A team of Liberty University School of Law Moot Court competitors is headed to the National Finals of the American Bar Association (ABA) National Appellate Advocacy Competition (NAAC) after being declared regional champions in Brooklyn, N.Y., in February.
The team of Brenna Compitello and John Riordan, one of two Liberty pairs, swept through five rounds of competition, defeating teams from Loyola Law School, the University of Kansas, Campbell University (twice), and the University of Houston. They advance to nationals in Washington, D.C., April 5-7.
“Being part of this team has helped me learn and grow in ways I never would have on my own,” Compitello said. “I definitely could not have done it without my teammates and coaches. I am so thankful to have the opportunity to work with them all, and I am excited to go to nationals with them.”
Liberty won the top three oralist awards at the regional competition, with Compitello taking third, Riordan finishing second, and Natalie Rhoads (who paired up with Levi Mauldin) winning Best Oralist.

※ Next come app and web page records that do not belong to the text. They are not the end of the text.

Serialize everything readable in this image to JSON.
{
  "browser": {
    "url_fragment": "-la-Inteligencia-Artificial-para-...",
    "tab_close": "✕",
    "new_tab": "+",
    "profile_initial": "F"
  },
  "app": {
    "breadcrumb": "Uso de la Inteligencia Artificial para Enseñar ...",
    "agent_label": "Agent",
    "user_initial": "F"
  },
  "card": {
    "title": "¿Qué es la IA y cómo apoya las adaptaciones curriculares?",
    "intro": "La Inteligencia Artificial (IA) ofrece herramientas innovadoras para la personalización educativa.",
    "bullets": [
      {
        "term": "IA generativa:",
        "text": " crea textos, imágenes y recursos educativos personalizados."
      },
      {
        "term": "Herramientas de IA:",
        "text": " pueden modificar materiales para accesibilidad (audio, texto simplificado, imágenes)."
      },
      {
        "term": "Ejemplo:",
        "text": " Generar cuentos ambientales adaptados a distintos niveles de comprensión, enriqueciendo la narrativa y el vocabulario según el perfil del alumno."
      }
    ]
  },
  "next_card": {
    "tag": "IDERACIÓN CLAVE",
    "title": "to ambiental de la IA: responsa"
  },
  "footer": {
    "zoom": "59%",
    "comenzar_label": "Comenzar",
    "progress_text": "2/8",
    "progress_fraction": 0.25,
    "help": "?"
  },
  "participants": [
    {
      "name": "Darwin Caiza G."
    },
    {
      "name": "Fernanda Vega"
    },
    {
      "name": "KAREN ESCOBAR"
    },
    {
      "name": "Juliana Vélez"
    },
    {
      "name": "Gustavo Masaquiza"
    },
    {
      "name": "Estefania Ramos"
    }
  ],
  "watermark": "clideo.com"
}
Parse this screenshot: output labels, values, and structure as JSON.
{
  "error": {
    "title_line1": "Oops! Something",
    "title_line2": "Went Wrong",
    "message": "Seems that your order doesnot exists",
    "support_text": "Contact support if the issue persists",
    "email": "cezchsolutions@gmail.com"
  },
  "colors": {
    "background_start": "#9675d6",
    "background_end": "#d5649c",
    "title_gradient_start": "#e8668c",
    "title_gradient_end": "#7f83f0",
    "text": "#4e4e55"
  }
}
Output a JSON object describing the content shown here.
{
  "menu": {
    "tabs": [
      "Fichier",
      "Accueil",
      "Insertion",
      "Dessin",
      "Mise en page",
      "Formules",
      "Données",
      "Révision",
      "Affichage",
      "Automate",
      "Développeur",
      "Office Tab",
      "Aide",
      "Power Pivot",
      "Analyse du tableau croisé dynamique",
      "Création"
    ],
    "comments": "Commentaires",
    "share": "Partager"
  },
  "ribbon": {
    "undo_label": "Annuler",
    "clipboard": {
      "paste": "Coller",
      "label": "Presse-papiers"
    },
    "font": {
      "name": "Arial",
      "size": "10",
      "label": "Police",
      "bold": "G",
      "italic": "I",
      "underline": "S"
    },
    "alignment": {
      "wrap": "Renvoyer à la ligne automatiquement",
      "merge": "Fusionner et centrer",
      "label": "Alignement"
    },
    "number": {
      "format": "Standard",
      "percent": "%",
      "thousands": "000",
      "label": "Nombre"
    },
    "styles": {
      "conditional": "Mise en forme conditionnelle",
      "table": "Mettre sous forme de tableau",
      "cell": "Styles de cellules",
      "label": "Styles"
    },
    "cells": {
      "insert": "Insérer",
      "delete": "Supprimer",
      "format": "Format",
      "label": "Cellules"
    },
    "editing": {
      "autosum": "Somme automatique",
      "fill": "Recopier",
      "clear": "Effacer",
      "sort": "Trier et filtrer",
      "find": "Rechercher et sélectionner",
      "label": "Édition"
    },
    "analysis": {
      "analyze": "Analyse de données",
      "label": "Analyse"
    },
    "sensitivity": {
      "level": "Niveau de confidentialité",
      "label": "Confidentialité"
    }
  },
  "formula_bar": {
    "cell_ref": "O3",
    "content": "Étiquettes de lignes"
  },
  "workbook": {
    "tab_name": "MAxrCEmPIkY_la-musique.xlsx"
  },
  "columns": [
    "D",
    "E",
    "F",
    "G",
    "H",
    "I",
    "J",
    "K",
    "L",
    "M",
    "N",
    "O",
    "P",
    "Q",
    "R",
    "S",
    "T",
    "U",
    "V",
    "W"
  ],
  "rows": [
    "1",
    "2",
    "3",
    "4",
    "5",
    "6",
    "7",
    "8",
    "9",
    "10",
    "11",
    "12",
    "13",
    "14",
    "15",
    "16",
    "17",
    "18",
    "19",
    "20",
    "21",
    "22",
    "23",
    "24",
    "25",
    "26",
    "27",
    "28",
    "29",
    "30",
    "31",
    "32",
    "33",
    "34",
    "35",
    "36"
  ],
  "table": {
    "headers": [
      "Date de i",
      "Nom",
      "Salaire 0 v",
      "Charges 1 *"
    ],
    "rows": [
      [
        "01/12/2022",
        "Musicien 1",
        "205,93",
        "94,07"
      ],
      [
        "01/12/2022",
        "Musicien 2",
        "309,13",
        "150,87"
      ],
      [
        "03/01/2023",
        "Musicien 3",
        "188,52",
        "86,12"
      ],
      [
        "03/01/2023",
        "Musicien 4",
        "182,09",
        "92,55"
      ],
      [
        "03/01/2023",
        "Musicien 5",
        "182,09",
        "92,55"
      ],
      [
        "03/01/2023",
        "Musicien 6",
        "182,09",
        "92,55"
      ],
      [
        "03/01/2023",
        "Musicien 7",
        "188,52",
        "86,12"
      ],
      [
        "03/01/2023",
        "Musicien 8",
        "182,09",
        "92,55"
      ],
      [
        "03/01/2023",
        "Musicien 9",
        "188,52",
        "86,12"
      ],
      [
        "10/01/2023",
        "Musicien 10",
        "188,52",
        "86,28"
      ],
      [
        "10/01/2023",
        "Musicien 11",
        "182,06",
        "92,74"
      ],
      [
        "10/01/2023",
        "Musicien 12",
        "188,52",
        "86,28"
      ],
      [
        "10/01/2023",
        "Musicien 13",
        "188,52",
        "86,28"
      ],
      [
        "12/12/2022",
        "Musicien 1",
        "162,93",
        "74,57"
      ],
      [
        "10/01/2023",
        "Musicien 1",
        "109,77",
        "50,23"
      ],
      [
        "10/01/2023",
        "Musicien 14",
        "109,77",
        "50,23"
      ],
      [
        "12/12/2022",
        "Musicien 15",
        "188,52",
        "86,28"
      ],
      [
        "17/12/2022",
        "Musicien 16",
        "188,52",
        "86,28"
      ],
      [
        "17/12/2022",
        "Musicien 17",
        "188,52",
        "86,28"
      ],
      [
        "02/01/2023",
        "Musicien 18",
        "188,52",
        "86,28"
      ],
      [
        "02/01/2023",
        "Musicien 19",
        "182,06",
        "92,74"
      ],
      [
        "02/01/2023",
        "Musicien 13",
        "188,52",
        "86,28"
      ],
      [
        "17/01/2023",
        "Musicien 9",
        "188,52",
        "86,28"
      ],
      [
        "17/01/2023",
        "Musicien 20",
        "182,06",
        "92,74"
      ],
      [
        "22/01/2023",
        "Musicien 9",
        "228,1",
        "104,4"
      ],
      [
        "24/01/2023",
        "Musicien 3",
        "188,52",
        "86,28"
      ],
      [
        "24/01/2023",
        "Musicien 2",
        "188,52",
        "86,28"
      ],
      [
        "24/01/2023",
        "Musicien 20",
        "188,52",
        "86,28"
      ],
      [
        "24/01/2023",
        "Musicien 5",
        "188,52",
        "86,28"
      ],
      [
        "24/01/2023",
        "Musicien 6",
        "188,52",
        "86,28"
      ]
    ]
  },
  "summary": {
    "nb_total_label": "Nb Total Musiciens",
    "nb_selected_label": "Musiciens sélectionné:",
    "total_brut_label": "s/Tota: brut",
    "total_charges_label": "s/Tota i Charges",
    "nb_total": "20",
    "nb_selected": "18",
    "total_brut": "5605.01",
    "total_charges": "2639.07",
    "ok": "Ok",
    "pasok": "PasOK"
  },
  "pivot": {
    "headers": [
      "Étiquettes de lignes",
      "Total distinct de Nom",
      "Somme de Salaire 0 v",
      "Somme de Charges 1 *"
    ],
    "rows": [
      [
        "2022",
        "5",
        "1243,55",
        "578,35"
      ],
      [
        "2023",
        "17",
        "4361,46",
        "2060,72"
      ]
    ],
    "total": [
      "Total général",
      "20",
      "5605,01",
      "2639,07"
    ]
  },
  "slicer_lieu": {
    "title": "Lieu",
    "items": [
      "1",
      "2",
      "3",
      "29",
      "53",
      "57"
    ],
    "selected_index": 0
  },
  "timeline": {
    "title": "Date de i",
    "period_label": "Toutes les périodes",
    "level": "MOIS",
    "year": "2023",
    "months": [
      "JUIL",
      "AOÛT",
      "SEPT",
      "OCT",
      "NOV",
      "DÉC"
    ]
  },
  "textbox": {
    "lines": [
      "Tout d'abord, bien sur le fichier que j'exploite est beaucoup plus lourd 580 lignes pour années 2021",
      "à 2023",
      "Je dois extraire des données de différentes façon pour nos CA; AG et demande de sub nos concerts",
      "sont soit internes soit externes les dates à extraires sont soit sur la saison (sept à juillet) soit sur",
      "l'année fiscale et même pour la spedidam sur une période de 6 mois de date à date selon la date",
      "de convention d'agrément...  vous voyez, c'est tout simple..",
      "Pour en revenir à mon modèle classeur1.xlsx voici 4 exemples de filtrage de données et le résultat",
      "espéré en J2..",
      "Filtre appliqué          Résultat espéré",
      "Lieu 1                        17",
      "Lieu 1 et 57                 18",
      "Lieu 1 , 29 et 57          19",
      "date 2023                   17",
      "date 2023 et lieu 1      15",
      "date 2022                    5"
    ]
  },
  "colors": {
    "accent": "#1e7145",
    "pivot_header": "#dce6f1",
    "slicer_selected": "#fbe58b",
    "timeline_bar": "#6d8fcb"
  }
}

Liberty Law student Johnna Chick joined Compitello and Riordan in the brief-writing portion, which earned second-best brief. Mauldin and Rhoads advanced to the Round of 16 after winning rounds against Washington & Lee University and Duquesne University.
“I am thrilled not only with the results in the competition that reflected excellent advocacy skills, but also with the students who reflected humility, kindness, and grace in their interactions with other competitors and coaches,” said Liberty Law Professor Rena Lindevaldsen, who coached the team along with Meagan White (’17). “They represented Liberty and its values well among the 30 other teams that competed.”
The NAAC is a moot court competition emphasizing the development of oral advocacy skills through a realistic, hypothetical appeal to the United States Supreme Court. The competition involves writing a brief as either a respondent or a petitioner and then arguing the case in front of a mock court, made up of a panel of judges. Schools are allowed to register two teams for competition.
This year’s topic is related to the Americans with Disabilities Act and whether police should modify arrest or station interview procedures for those with known disabilities.
“One of the reasons I decided to come to law school was to learn how to effectively advocate for those who can’t do so themselves,” Riordan said. “Even though moot court cases don’t have any real-world consequences, it is still great to know that I have started to develop the toolset I need to help others.”
He added that it was “exciting to see how far I had come” from his first competition to Brooklyn. “To see the result of the work I’ve put in over the last few years was extremely rewarding.”
“I’m a big believer in school spirit,” Riordan added, “so the chance to represent the school and get our name out there was really great.”
Since Liberty sent its first team to the ABA Regionals in 2007, nine Liberty teams have been declared regional champions and advanced to the national round. Liberty has amassed five regional Best Oralist awards overall.